■ **WHAT TO PRODUCE**: Count the lines in the records beneath this task that contain the string "body", then give the count by itself.

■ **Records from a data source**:

# # # #

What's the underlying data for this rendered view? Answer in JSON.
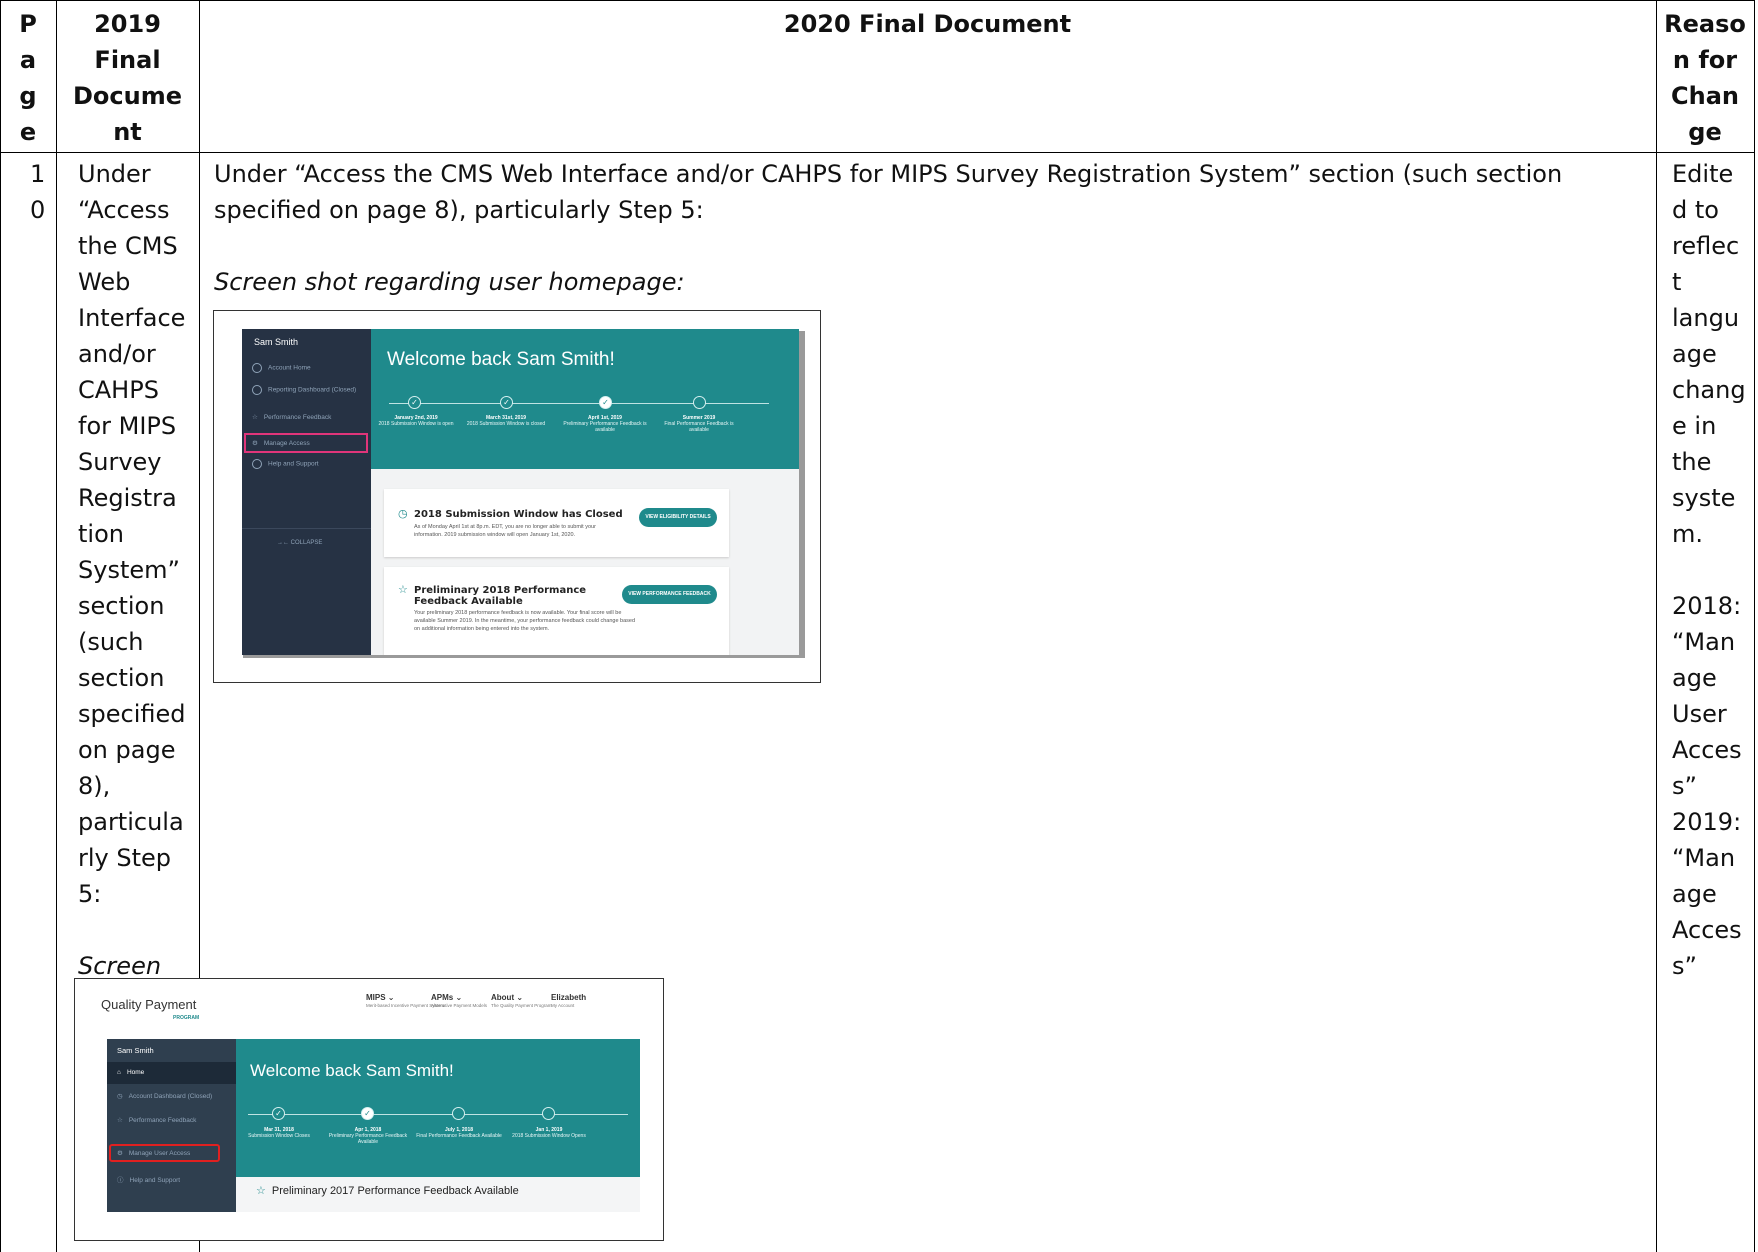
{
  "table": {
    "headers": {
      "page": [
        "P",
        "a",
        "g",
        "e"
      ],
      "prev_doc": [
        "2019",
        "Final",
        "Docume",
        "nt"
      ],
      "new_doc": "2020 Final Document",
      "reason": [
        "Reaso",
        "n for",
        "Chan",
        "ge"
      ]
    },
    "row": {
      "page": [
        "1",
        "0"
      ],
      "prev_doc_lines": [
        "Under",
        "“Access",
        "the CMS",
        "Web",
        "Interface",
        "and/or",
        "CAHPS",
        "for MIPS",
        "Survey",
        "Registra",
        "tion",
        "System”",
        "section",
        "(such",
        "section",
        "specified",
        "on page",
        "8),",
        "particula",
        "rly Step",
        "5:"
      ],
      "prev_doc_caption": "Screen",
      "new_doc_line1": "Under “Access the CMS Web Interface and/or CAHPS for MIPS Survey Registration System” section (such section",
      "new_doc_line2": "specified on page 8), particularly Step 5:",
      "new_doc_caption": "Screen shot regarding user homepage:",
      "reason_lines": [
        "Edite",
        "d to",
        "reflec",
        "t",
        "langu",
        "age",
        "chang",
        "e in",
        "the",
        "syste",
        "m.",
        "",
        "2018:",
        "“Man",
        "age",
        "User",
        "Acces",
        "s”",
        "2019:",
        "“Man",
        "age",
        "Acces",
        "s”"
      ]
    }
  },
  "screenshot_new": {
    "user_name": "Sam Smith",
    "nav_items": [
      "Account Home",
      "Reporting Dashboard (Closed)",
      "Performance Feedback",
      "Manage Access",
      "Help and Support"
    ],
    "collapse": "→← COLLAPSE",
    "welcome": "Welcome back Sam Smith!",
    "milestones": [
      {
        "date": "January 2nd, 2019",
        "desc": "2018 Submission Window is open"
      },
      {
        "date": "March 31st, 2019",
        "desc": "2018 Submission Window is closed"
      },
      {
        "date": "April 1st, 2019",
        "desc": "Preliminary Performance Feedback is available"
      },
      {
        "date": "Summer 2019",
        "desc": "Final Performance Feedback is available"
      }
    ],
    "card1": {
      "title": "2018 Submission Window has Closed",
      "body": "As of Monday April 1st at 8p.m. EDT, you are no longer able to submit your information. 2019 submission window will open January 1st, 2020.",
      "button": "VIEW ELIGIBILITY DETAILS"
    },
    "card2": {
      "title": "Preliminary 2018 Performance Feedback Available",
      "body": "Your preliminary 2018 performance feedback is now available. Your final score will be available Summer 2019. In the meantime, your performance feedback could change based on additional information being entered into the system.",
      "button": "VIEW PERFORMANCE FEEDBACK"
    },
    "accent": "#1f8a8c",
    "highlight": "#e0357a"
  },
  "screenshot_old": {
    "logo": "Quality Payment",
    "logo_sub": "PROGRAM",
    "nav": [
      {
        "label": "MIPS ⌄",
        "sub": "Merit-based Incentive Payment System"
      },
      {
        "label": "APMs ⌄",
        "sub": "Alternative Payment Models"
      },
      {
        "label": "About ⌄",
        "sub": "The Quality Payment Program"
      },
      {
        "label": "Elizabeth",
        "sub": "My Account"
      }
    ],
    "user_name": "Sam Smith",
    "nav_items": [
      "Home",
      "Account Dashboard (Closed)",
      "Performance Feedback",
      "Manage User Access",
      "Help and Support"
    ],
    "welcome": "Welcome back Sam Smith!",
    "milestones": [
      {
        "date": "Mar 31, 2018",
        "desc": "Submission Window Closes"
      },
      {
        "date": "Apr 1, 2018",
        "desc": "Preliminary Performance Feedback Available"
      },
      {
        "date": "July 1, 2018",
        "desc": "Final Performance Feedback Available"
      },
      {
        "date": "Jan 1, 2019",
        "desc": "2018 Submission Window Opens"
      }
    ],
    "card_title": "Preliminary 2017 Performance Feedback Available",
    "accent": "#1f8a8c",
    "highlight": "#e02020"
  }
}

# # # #

■ **RESULT OF THE EXERCISE**: 2